“My drawing is really about how I’m feeling. Even if it’s animals, they might be yelling or screaming. I do a lot of drawing about my fight to keep my head above water. I share these more via social media to gain awareness that these feelings are real and we/I are not alone. I guess my work has changed in two way- one want to make the viewer happy and have a good laugh- then on the other hand some of my work is about the honest raw emotion I go through with my various illnesses and to educate or help. My art has been a lifeline for my during all the dark days of my illnesses. It is my beacon of hope and a way to connect with others. I don’t feel so useless stuck in my home if I know that I might help some other person who is as lost as me.”

Next year Mica will take part in a number of awareness-raising projects, mostly around endometriosis.

“A friend of mine who also has endometriosis came up with the idea of painting a mural based on the experience. And I thought, let’s take it further, let’s film it and do interviews. So the making of the mural will be used in a mini-documentary about our journey with endometriosis, and this will be part of a small social media campaign to raise awareness of this illness.”

“I want to be more of an advocate for people with endometriosis. It’s always been part of my art practice, to give back.”

“I want to be more of an advocate for people with endometriosis. It’s always been part of my art practice, to give back.”

In the past, Mica has donated work to raise money for various causes. She regularly auctions her art and gives the proceeds to several different causes including endometriosis, mental health, eating disorders, rape crisis, refugee support, and lunch programs in schools.

“And this is so personal to me, to raise awareness about endometriosis. I would never have got my diagnosis if I hadn’t seen that magazine article. So if I can do that for someone else, that’s really important.”

Photo: Amanda Ratcliffe

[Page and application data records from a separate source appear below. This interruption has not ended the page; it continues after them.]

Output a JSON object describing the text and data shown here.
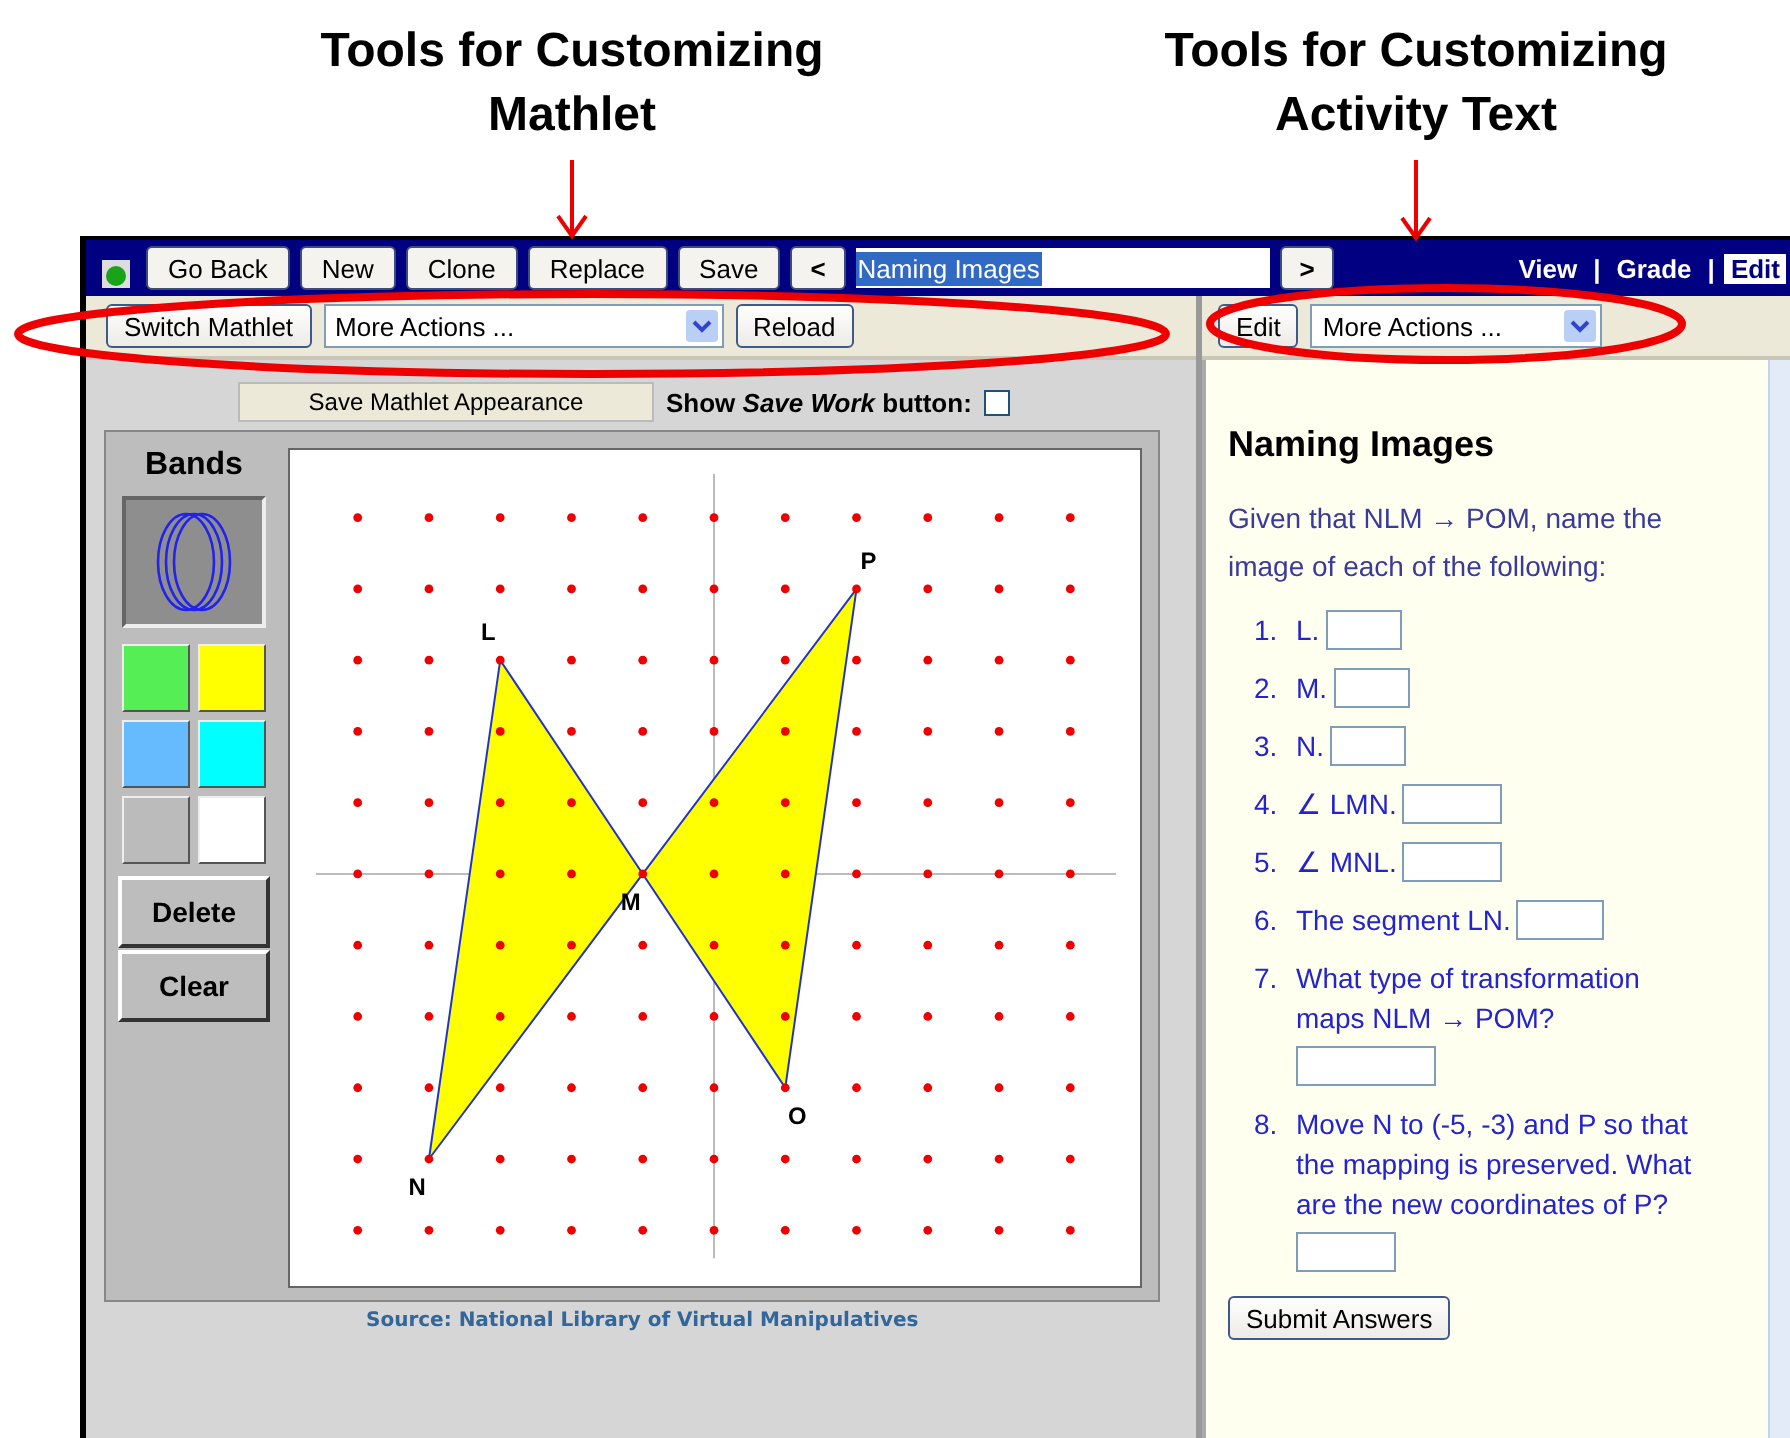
{
  "annotations": [
    {
      "text": "Tools for Customizing Mathlet"
    },
    {
      "text": "Tools for Customizing Activity Text"
    }
  ],
  "nav_bar": {
    "buttons": [
      "Go Back",
      "New",
      "Clone",
      "Replace",
      "Save"
    ],
    "prev": "<",
    "title_field": {
      "value": "Naming Images",
      "selected": true
    },
    "next": ">",
    "links": [
      {
        "label": "View",
        "selected": false
      },
      {
        "label": "Grade",
        "selected": false
      },
      {
        "label": "Edit",
        "selected": true
      }
    ],
    "separator": "|"
  },
  "mathlet_toolbar": {
    "switch_button": "Switch Mathlet",
    "select": "More Actions ...",
    "reload_button": "Reload"
  },
  "activity_toolbar": {
    "edit_button": "Edit",
    "select": "More Actions ..."
  },
  "mathlet": {
    "save_appearance_button": "Save Mathlet Appearance",
    "show_save_work": {
      "label": "Show **Save Work** button:",
      "checked": false
    },
    "palette": {
      "title": "Bands",
      "swatches": [
        {
          "color": "#55ee55"
        },
        {
          "color": "#ffff00"
        },
        {
          "color": "#66bbff"
        },
        {
          "color": "#00ffff"
        },
        {
          "color": "#bbbbbb"
        },
        {
          "color": "#ffffff"
        }
      ],
      "delete_button": "Delete",
      "clear_button": "Clear"
    },
    "points": [
      {
        "label": "L"
      },
      {
        "label": "M"
      },
      {
        "label": "N"
      },
      {
        "label": "O"
      },
      {
        "label": "P"
      }
    ],
    "source": "Source: National Library of Virtual Manipulatives"
  },
  "activity": {
    "title": "Naming Images",
    "intro": "Given that NLM → POM, name the image of each of the following:",
    "questions": [
      {
        "number": "1.",
        "text": "L."
      },
      {
        "number": "2.",
        "text": "M."
      },
      {
        "number": "3.",
        "text": "N."
      },
      {
        "number": "4.",
        "text": "∠ LMN."
      },
      {
        "number": "5.",
        "text": "∠ MNL."
      },
      {
        "number": "6.",
        "text": "The segment LN."
      },
      {
        "number": "7.",
        "text": "What type of transformation maps NLM → POM?"
      },
      {
        "number": "8.",
        "text": "Move N to (-5, -3) and P so that the mapping is preserved. What are the new coordinates of P?"
      }
    ],
    "submit_button": "Submit Answers"
  }
}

Mica is also working on another project, called Still Be Me, about her own journey with illness.

“Right now it’s in the very early stages, but it is going to be very open about my life with multiple chronic illnesses. I’m going to create and sell a line of work specific for this, and a percentage of the money will go to various organisations that deal with my illnesses. Long term I would like to open it up to other artists too, but it’s still all in planning.”

“The hardest thing about chronic illness is learning how to say no,” she says.

“There’s so much I want to do, but you have to prioritise. And you have to learn to let go.”

Top photo by Amanda Ratcliffe.